Instructions for the task:
Every line in the data below that holds "true" should be found and copied.

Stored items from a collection
──────────────────────────────
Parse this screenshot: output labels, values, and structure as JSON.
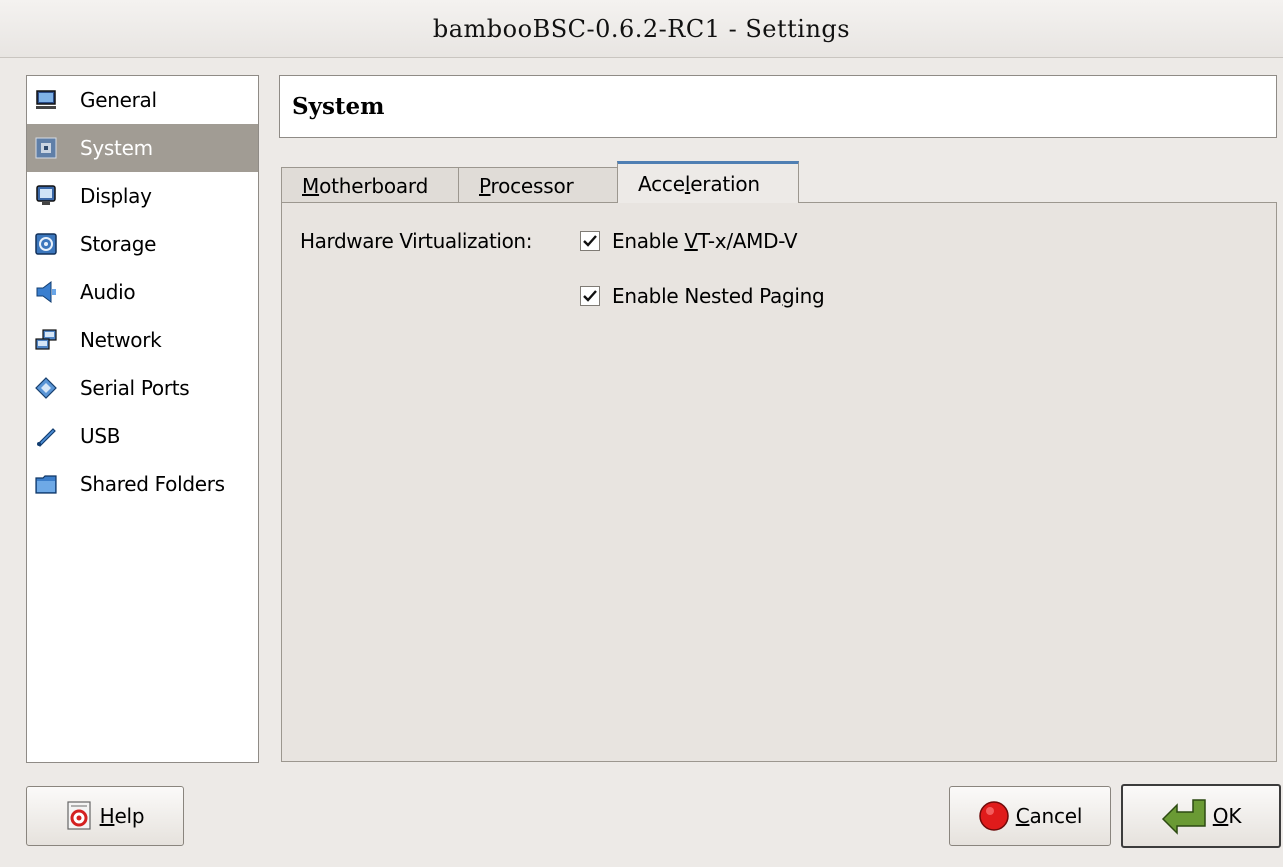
{
  "window": {
    "title": "bambooBSC-0.6.2-RC1 - Settings"
  },
  "sidebar": {
    "items": [
      {
        "label": "General",
        "icon": "monitor-icon",
        "selected": false
      },
      {
        "label": "System",
        "icon": "chip-icon",
        "selected": true
      },
      {
        "label": "Display",
        "icon": "display-icon",
        "selected": false
      },
      {
        "label": "Storage",
        "icon": "disk-icon",
        "selected": false
      },
      {
        "label": "Audio",
        "icon": "speaker-icon",
        "selected": false
      },
      {
        "label": "Network",
        "icon": "network-icon",
        "selected": false
      },
      {
        "label": "Serial Ports",
        "icon": "serial-port-icon",
        "selected": false
      },
      {
        "label": "USB",
        "icon": "usb-icon",
        "selected": false
      },
      {
        "label": "Shared Folders",
        "icon": "folder-icon",
        "selected": false
      }
    ]
  },
  "page": {
    "title": "System"
  },
  "tabs": {
    "motherboard": {
      "prefix": "",
      "accel": "M",
      "rest": "otherboard"
    },
    "processor": {
      "prefix": "",
      "accel": "P",
      "rest": "rocessor"
    },
    "acceleration": {
      "prefix": "Acce",
      "accel": "l",
      "rest": "eration",
      "active": true
    }
  },
  "acceleration": {
    "hw_virt_label": "Hardware Virtualization:",
    "vtx": {
      "prefix": "Enable ",
      "accel": "V",
      "rest": "T-x/AMD-V",
      "checked": true
    },
    "nested": {
      "prefix": "Enable Nested Pa",
      "accel": "g",
      "rest": "ing",
      "checked": true
    }
  },
  "buttons": {
    "help": {
      "prefix": "",
      "accel": "H",
      "rest": "elp"
    },
    "cancel": {
      "prefix": "",
      "accel": "C",
      "rest": "ancel"
    },
    "ok": {
      "prefix": "",
      "accel": "O",
      "rest": "K"
    }
  },
  "colors": {
    "selected_bg": "#a19c94",
    "active_tab_accent": "#4f7fb3",
    "cancel_icon": "#e01b1b",
    "ok_icon": "#5d8a2c"
  }
}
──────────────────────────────
Task answer:
        "selected": true
      "active": true
      "checked": true
      "checked": true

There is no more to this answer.